Electricity is one of the necessities of modern life. It powers our computers. It charges our phones. For some of us, it even runs our vehicles. But that convenience comes with a price tag, which is determined not just by how much we use, but also where we live.
According to the U.S. Energy Information Administration (EIA), the average U.S. household spends 12.70 cents per kWh of electricity. Using recent data from the EIA, we created three heat maps to illustrate how electricity rates vary across the U.S and across different types of customers. The first map is for residential electricity, which is electricity used in a house. The second is commercial electricity, which is used by businesses like retail establishments or private corporations. The third is for industrial electricity, which is for large manufacturing plants and production facilities. On each map, the darker shades indicate a more expensive electricity rate (measured as cents/kWh) and lighter shades indicate a less expensive rate.
Top 5 States with the Most Expensive Residential Electricity Rates (cents/kWh)
1. Hawaii: 32.09
2. Rhode Island: 22.67
3. Massachusetts: 22.57
4. Alaska: 21.74
5. Connecticut: 21.56
Top 5 States with the Most Expensive Commercial Electricity Rates (cents/kWh)
1. Hawaii: 30.64
2. Alaska: 19.28
3. Rhode Island: 18.39
4. Connecticut: 17.44
5. Massachusetts: 17.02
Top 5 States with the Most Expensive Industrial Electricity Rates (cents/kWh)
1. Hawaii: 26.73
2. Massachusetts: 17.12
3. Alaska: 16.91
4. Rhode Island: 14.74
5. Connecticut: 14.51
There are a number of interesting findings. Across all types of buildings, Hawaii has the most expensive electricity rates. Alaska is also one of the most expensive states for electricity, due in part to its geographic isolation from the rest of the U.S.
In the contiguous states, the Northeast commands higher energy prices, while the Midwest, South, and Northwest tend to have comparatively lower rates. A major reason for this is because the Northeast is so densely populated that energy demand is very high; the same is true for California, which also has higher electricity prices.
By contrast, more rural states like Oklahoma and Louisiana have some of the lowest electricity rates. Notably, electricity is derived from other energy sources like coal, gas, wind, hydro, or solar power. The local availability of these resources, as well as their operating costs, will also play a role in determining prices.
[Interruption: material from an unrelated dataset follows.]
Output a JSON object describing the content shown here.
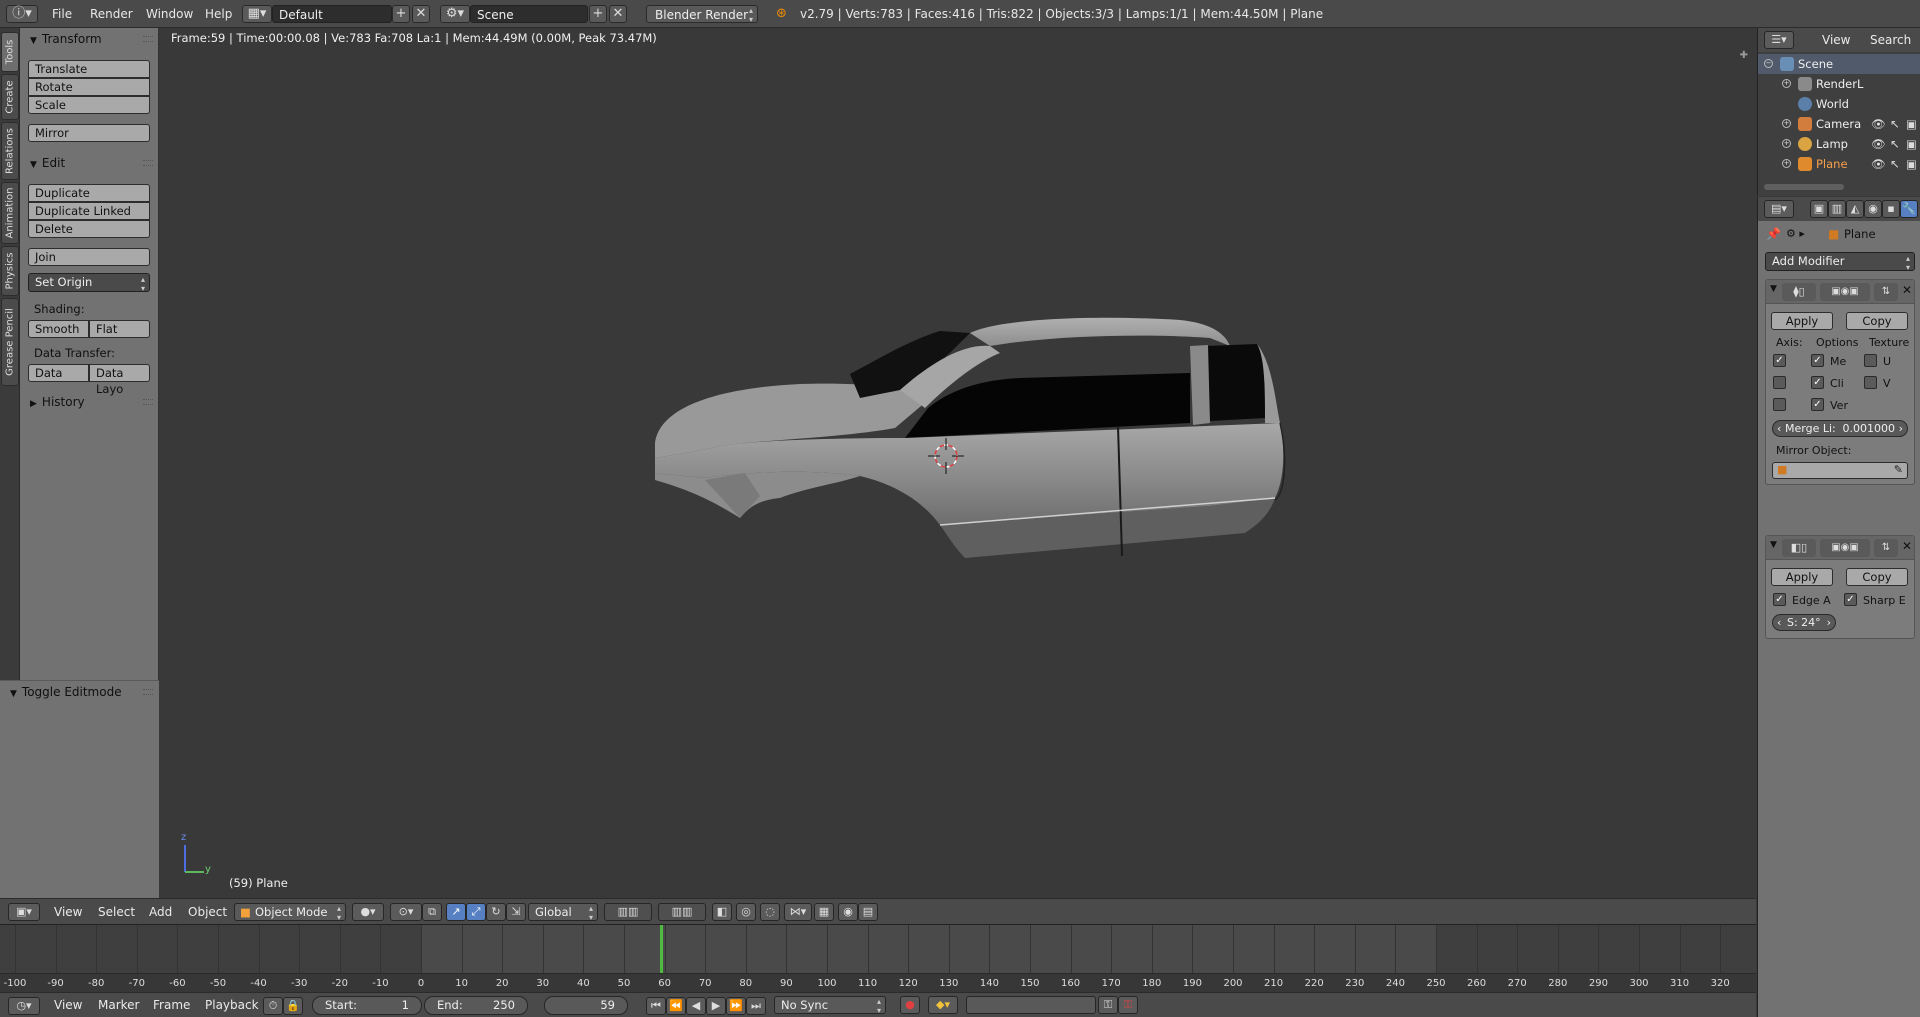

This explains why more resource-rich states or more sparsely populated states that have room for energy plants charge less for electricity.
So how do these rankings stack up against 2018? View last year’s visualization here.
Data: Table 1.1